Data records for software interfaces:

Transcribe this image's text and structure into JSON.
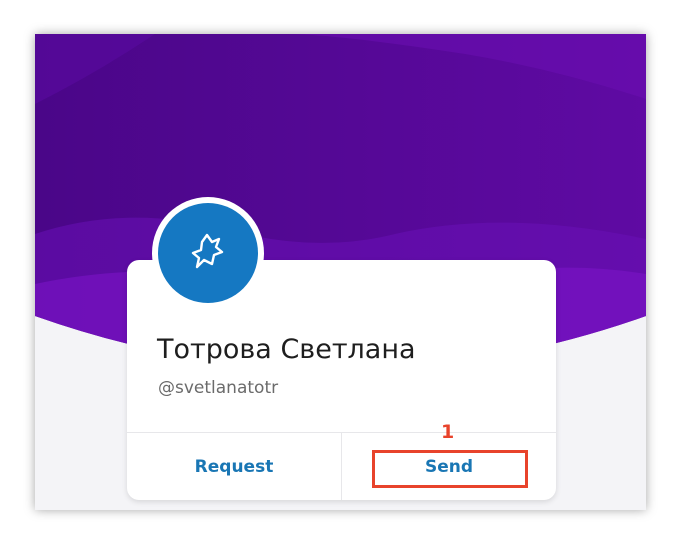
{
  "profile": {
    "name": "Тотрова Светлана",
    "handle": "@svetlanatotr"
  },
  "actions": {
    "request_label": "Request",
    "send_label": "Send"
  },
  "annotation": {
    "marker": "1"
  },
  "colors": {
    "banner_dark": "#4b0585",
    "banner_light": "#7a12c4",
    "avatar_bg": "#1578c2",
    "action_text": "#1976b4",
    "highlight": "#e8432b"
  },
  "icons": {
    "avatar": "chat-bubble-icon"
  }
}
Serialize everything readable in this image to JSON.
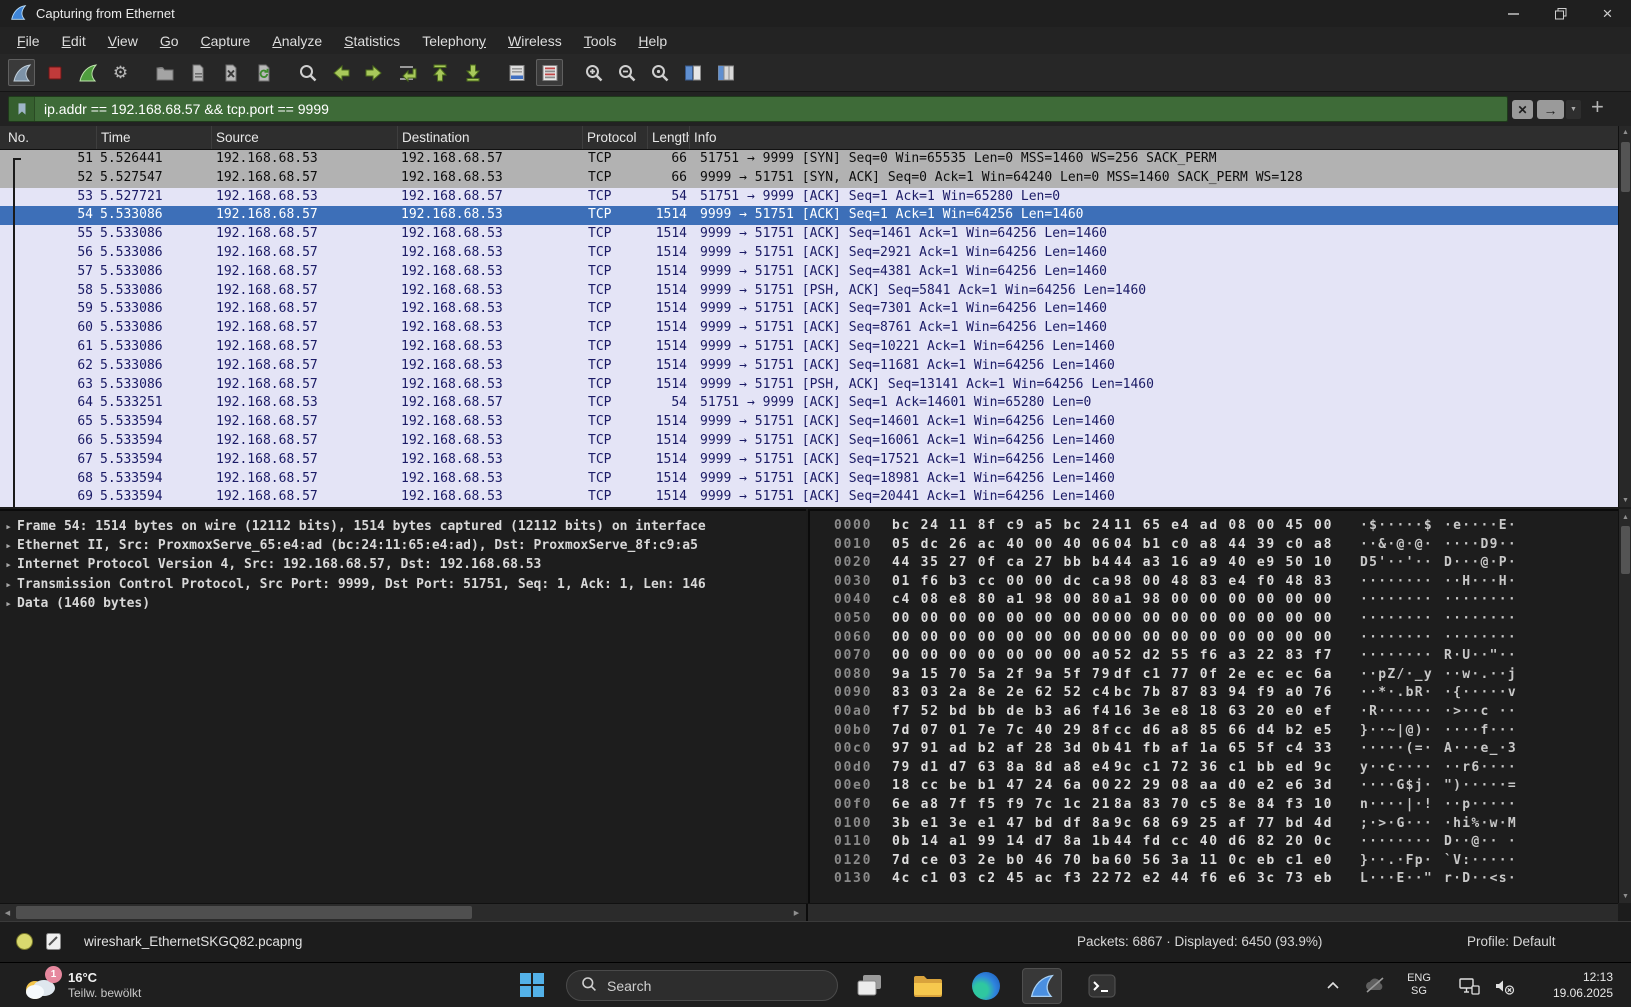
{
  "window": {
    "title": "Capturing from Ethernet"
  },
  "menu": {
    "items": [
      {
        "label": "File",
        "u": 0
      },
      {
        "label": "Edit",
        "u": 0
      },
      {
        "label": "View",
        "u": 0
      },
      {
        "label": "Go",
        "u": 0
      },
      {
        "label": "Capture",
        "u": 0
      },
      {
        "label": "Analyze",
        "u": 0
      },
      {
        "label": "Statistics",
        "u": 0
      },
      {
        "label": "Telephony",
        "u": 8
      },
      {
        "label": "Wireless",
        "u": 0
      },
      {
        "label": "Tools",
        "u": 0
      },
      {
        "label": "Help",
        "u": 0
      }
    ]
  },
  "toolbar": {
    "buttons": [
      "start-capture",
      "stop-capture",
      "restart-capture",
      "capture-options",
      "open-file",
      "save-file",
      "close-file",
      "reload-file",
      "find-packet",
      "go-back",
      "go-forward",
      "go-to-packet",
      "go-top",
      "go-bottom",
      "auto-scroll",
      "colorize-packets",
      "zoom-in",
      "zoom-out",
      "zoom-original",
      "resize-columns",
      "columns"
    ]
  },
  "filter": {
    "value": "ip.addr == 192.168.68.57 && tcp.port == 9999"
  },
  "packet_list": {
    "columns": [
      "No.",
      "Time",
      "Source",
      "Destination",
      "Protocol",
      "Length",
      "Info"
    ],
    "rows": [
      {
        "no": "51",
        "time": "5.526441",
        "src": "192.168.68.53",
        "dst": "192.168.68.57",
        "proto": "TCP",
        "len": "66",
        "info": "51751 → 9999 [SYN] Seq=0 Win=65535 Len=0 MSS=1460 WS=256 SACK_PERM",
        "state": "grey"
      },
      {
        "no": "52",
        "time": "5.527547",
        "src": "192.168.68.57",
        "dst": "192.168.68.53",
        "proto": "TCP",
        "len": "66",
        "info": "9999 → 51751 [SYN, ACK] Seq=0 Ack=1 Win=64240 Len=0 MSS=1460 SACK_PERM WS=128",
        "state": "grey"
      },
      {
        "no": "53",
        "time": "5.527721",
        "src": "192.168.68.53",
        "dst": "192.168.68.57",
        "proto": "TCP",
        "len": "54",
        "info": "51751 → 9999 [ACK] Seq=1 Ack=1 Win=65280 Len=0",
        "state": "normal"
      },
      {
        "no": "54",
        "time": "5.533086",
        "src": "192.168.68.57",
        "dst": "192.168.68.53",
        "proto": "TCP",
        "len": "1514",
        "info": "9999 → 51751 [ACK] Seq=1 Ack=1 Win=64256 Len=1460",
        "state": "selected"
      },
      {
        "no": "55",
        "time": "5.533086",
        "src": "192.168.68.57",
        "dst": "192.168.68.53",
        "proto": "TCP",
        "len": "1514",
        "info": "9999 → 51751 [ACK] Seq=1461 Ack=1 Win=64256 Len=1460",
        "state": "normal"
      },
      {
        "no": "56",
        "time": "5.533086",
        "src": "192.168.68.57",
        "dst": "192.168.68.53",
        "proto": "TCP",
        "len": "1514",
        "info": "9999 → 51751 [ACK] Seq=2921 Ack=1 Win=64256 Len=1460",
        "state": "normal"
      },
      {
        "no": "57",
        "time": "5.533086",
        "src": "192.168.68.57",
        "dst": "192.168.68.53",
        "proto": "TCP",
        "len": "1514",
        "info": "9999 → 51751 [ACK] Seq=4381 Ack=1 Win=64256 Len=1460",
        "state": "normal"
      },
      {
        "no": "58",
        "time": "5.533086",
        "src": "192.168.68.57",
        "dst": "192.168.68.53",
        "proto": "TCP",
        "len": "1514",
        "info": "9999 → 51751 [PSH, ACK] Seq=5841 Ack=1 Win=64256 Len=1460",
        "state": "normal"
      },
      {
        "no": "59",
        "time": "5.533086",
        "src": "192.168.68.57",
        "dst": "192.168.68.53",
        "proto": "TCP",
        "len": "1514",
        "info": "9999 → 51751 [ACK] Seq=7301 Ack=1 Win=64256 Len=1460",
        "state": "normal"
      },
      {
        "no": "60",
        "time": "5.533086",
        "src": "192.168.68.57",
        "dst": "192.168.68.53",
        "proto": "TCP",
        "len": "1514",
        "info": "9999 → 51751 [ACK] Seq=8761 Ack=1 Win=64256 Len=1460",
        "state": "normal"
      },
      {
        "no": "61",
        "time": "5.533086",
        "src": "192.168.68.57",
        "dst": "192.168.68.53",
        "proto": "TCP",
        "len": "1514",
        "info": "9999 → 51751 [ACK] Seq=10221 Ack=1 Win=64256 Len=1460",
        "state": "normal"
      },
      {
        "no": "62",
        "time": "5.533086",
        "src": "192.168.68.57",
        "dst": "192.168.68.53",
        "proto": "TCP",
        "len": "1514",
        "info": "9999 → 51751 [ACK] Seq=11681 Ack=1 Win=64256 Len=1460",
        "state": "normal"
      },
      {
        "no": "63",
        "time": "5.533086",
        "src": "192.168.68.57",
        "dst": "192.168.68.53",
        "proto": "TCP",
        "len": "1514",
        "info": "9999 → 51751 [PSH, ACK] Seq=13141 Ack=1 Win=64256 Len=1460",
        "state": "normal"
      },
      {
        "no": "64",
        "time": "5.533251",
        "src": "192.168.68.53",
        "dst": "192.168.68.57",
        "proto": "TCP",
        "len": "54",
        "info": "51751 → 9999 [ACK] Seq=1 Ack=14601 Win=65280 Len=0",
        "state": "normal"
      },
      {
        "no": "65",
        "time": "5.533594",
        "src": "192.168.68.57",
        "dst": "192.168.68.53",
        "proto": "TCP",
        "len": "1514",
        "info": "9999 → 51751 [ACK] Seq=14601 Ack=1 Win=64256 Len=1460",
        "state": "normal"
      },
      {
        "no": "66",
        "time": "5.533594",
        "src": "192.168.68.57",
        "dst": "192.168.68.53",
        "proto": "TCP",
        "len": "1514",
        "info": "9999 → 51751 [ACK] Seq=16061 Ack=1 Win=64256 Len=1460",
        "state": "normal"
      },
      {
        "no": "67",
        "time": "5.533594",
        "src": "192.168.68.57",
        "dst": "192.168.68.53",
        "proto": "TCP",
        "len": "1514",
        "info": "9999 → 51751 [ACK] Seq=17521 Ack=1 Win=64256 Len=1460",
        "state": "normal"
      },
      {
        "no": "68",
        "time": "5.533594",
        "src": "192.168.68.57",
        "dst": "192.168.68.53",
        "proto": "TCP",
        "len": "1514",
        "info": "9999 → 51751 [ACK] Seq=18981 Ack=1 Win=64256 Len=1460",
        "state": "normal"
      },
      {
        "no": "69",
        "time": "5.533594",
        "src": "192.168.68.57",
        "dst": "192.168.68.53",
        "proto": "TCP",
        "len": "1514",
        "info": "9999 → 51751 [ACK] Seq=20441 Ack=1 Win=64256 Len=1460",
        "state": "normal"
      }
    ]
  },
  "details": {
    "lines": [
      "Frame 54: 1514 bytes on wire (12112 bits), 1514 bytes captured (12112 bits) on interface",
      "Ethernet II, Src: ProxmoxServe_65:e4:ad (bc:24:11:65:e4:ad), Dst: ProxmoxServe_8f:c9:a5",
      "Internet Protocol Version 4, Src: 192.168.68.57, Dst: 192.168.68.53",
      "Transmission Control Protocol, Src Port: 9999, Dst Port: 51751, Seq: 1, Ack: 1, Len: 146",
      "Data (1460 bytes)"
    ]
  },
  "hex_dump": {
    "rows": [
      {
        "offset": "0000",
        "h1": "bc 24 11 8f c9 a5 bc 24",
        "h2": "11 65 e4 ad 08 00 45 00",
        "a1": "·$·····$",
        "a2": "·e····E·"
      },
      {
        "offset": "0010",
        "h1": "05 dc 26 ac 40 00 40 06",
        "h2": "04 b1 c0 a8 44 39 c0 a8",
        "a1": "··&·@·@·",
        "a2": "····D9··"
      },
      {
        "offset": "0020",
        "h1": "44 35 27 0f ca 27 bb b4",
        "h2": "44 a3 16 a9 40 e9 50 10",
        "a1": "D5'··'··",
        "a2": "D···@·P·"
      },
      {
        "offset": "0030",
        "h1": "01 f6 b3 cc 00 00 dc ca",
        "h2": "98 00 48 83 e4 f0 48 83",
        "a1": "········",
        "a2": "··H···H·"
      },
      {
        "offset": "0040",
        "h1": "c4 08 e8 80 a1 98 00 80",
        "h2": "a1 98 00 00 00 00 00 00",
        "a1": "········",
        "a2": "········"
      },
      {
        "offset": "0050",
        "h1": "00 00 00 00 00 00 00 00",
        "h2": "00 00 00 00 00 00 00 00",
        "a1": "········",
        "a2": "········"
      },
      {
        "offset": "0060",
        "h1": "00 00 00 00 00 00 00 00",
        "h2": "00 00 00 00 00 00 00 00",
        "a1": "········",
        "a2": "········"
      },
      {
        "offset": "0070",
        "h1": "00 00 00 00 00 00 00 a0",
        "h2": "52 d2 55 f6 a3 22 83 f7",
        "a1": "········",
        "a2": "R·U··\"··"
      },
      {
        "offset": "0080",
        "h1": "9a 15 70 5a 2f 9a 5f 79",
        "h2": "df c1 77 0f 2e ec ec 6a",
        "a1": "··pZ/·_y",
        "a2": "··w·.··j"
      },
      {
        "offset": "0090",
        "h1": "83 03 2a 8e 2e 62 52 c4",
        "h2": "bc 7b 87 83 94 f9 a0 76",
        "a1": "··*·.bR·",
        "a2": "·{·····v"
      },
      {
        "offset": "00a0",
        "h1": "f7 52 bd bb de b3 a6 f4",
        "h2": "16 3e e8 18 63 20 e0 ef",
        "a1": "·R······",
        "a2": "·>··c ··"
      },
      {
        "offset": "00b0",
        "h1": "7d 07 01 7e 7c 40 29 8f",
        "h2": "cc d6 a8 85 66 d4 b2 e5",
        "a1": "}··~|@)·",
        "a2": "····f···"
      },
      {
        "offset": "00c0",
        "h1": "97 91 ad b2 af 28 3d 0b",
        "h2": "41 fb af 1a 65 5f c4 33",
        "a1": "·····(=·",
        "a2": "A···e_·3"
      },
      {
        "offset": "00d0",
        "h1": "79 d1 d7 63 8a 8d a8 e4",
        "h2": "9c c1 72 36 c1 bb ed 9c",
        "a1": "y··c····",
        "a2": "··r6····"
      },
      {
        "offset": "00e0",
        "h1": "18 cc be b1 47 24 6a 00",
        "h2": "22 29 08 aa d0 e2 e6 3d",
        "a1": "····G$j·",
        "a2": "\")·····="
      },
      {
        "offset": "00f0",
        "h1": "6e a8 7f f5 f9 7c 1c 21",
        "h2": "8a 83 70 c5 8e 84 f3 10",
        "a1": "n····|·!",
        "a2": "··p·····"
      },
      {
        "offset": "0100",
        "h1": "3b e1 3e e1 47 bd df 8a",
        "h2": "9c 68 69 25 af 77 bd 4d",
        "a1": ";·>·G···",
        "a2": "·hi%·w·M"
      },
      {
        "offset": "0110",
        "h1": "0b 14 a1 99 14 d7 8a 1b",
        "h2": "44 fd cc 40 d6 82 20 0c",
        "a1": "········",
        "a2": "D··@·· ·"
      },
      {
        "offset": "0120",
        "h1": "7d ce 03 2e b0 46 70 ba",
        "h2": "60 56 3a 11 0c eb c1 e0",
        "a1": "}··.·Fp·",
        "a2": "`V:·····"
      },
      {
        "offset": "0130",
        "h1": "4c c1 03 c2 45 ac f3 22",
        "h2": "72 e2 44 f6 e6 3c 73 eb",
        "a1": "L···E··\"",
        "a2": "r·D··<s·"
      }
    ]
  },
  "status_bar": {
    "filename": "wireshark_EthernetSKGQ82.pcapng",
    "packets": "Packets: 6867 · Displayed: 6450 (93.9%)",
    "profile": "Profile: Default"
  },
  "taskbar": {
    "weather": {
      "badge": "1",
      "temp": "16°C",
      "desc": "Teilw. bewölkt"
    },
    "search": {
      "label": "Search"
    },
    "tray": {
      "lang_top": "ENG",
      "lang_bottom": "SG",
      "time": "12:13",
      "date": "19.06.2025"
    }
  }
}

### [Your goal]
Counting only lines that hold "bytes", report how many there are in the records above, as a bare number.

### [Result for this task]
2